__Task__
The required result is the number of lines below that hold the word "icon", stated without anything else.

Page and application data records:
------------------------------------------------

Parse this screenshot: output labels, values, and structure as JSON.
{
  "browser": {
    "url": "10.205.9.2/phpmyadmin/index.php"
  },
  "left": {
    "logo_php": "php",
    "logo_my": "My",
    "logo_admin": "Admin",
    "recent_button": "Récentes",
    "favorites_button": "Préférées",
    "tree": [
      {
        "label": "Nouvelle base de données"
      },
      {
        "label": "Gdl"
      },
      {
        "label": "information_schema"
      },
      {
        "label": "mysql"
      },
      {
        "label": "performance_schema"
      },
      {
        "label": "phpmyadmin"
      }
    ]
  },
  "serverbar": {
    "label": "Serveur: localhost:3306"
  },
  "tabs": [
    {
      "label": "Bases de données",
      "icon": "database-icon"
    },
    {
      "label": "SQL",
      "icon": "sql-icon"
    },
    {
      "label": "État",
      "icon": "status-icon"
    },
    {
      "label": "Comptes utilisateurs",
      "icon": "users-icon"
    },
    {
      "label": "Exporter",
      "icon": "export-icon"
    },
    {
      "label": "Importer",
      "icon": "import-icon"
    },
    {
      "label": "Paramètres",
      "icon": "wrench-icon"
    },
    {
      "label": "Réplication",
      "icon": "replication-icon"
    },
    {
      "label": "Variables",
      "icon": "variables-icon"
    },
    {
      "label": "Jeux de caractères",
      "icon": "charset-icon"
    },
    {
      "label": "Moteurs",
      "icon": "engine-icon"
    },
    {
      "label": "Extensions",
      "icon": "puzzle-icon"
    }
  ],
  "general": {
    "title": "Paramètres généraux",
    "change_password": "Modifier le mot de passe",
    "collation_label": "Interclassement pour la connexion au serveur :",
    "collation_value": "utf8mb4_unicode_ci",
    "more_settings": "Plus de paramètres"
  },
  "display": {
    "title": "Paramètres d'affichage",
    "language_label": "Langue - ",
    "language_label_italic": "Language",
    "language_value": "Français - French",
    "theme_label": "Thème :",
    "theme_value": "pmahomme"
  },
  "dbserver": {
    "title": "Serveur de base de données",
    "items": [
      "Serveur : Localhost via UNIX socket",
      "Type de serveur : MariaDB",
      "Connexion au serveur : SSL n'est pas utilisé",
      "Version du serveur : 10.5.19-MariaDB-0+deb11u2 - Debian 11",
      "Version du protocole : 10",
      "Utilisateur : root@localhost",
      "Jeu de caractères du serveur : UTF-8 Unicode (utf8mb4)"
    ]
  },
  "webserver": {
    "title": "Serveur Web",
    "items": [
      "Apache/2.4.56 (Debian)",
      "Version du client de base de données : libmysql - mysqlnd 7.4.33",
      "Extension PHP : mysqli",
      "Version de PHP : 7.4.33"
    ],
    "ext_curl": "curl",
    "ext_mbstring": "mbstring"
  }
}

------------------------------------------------

__Task solution__
12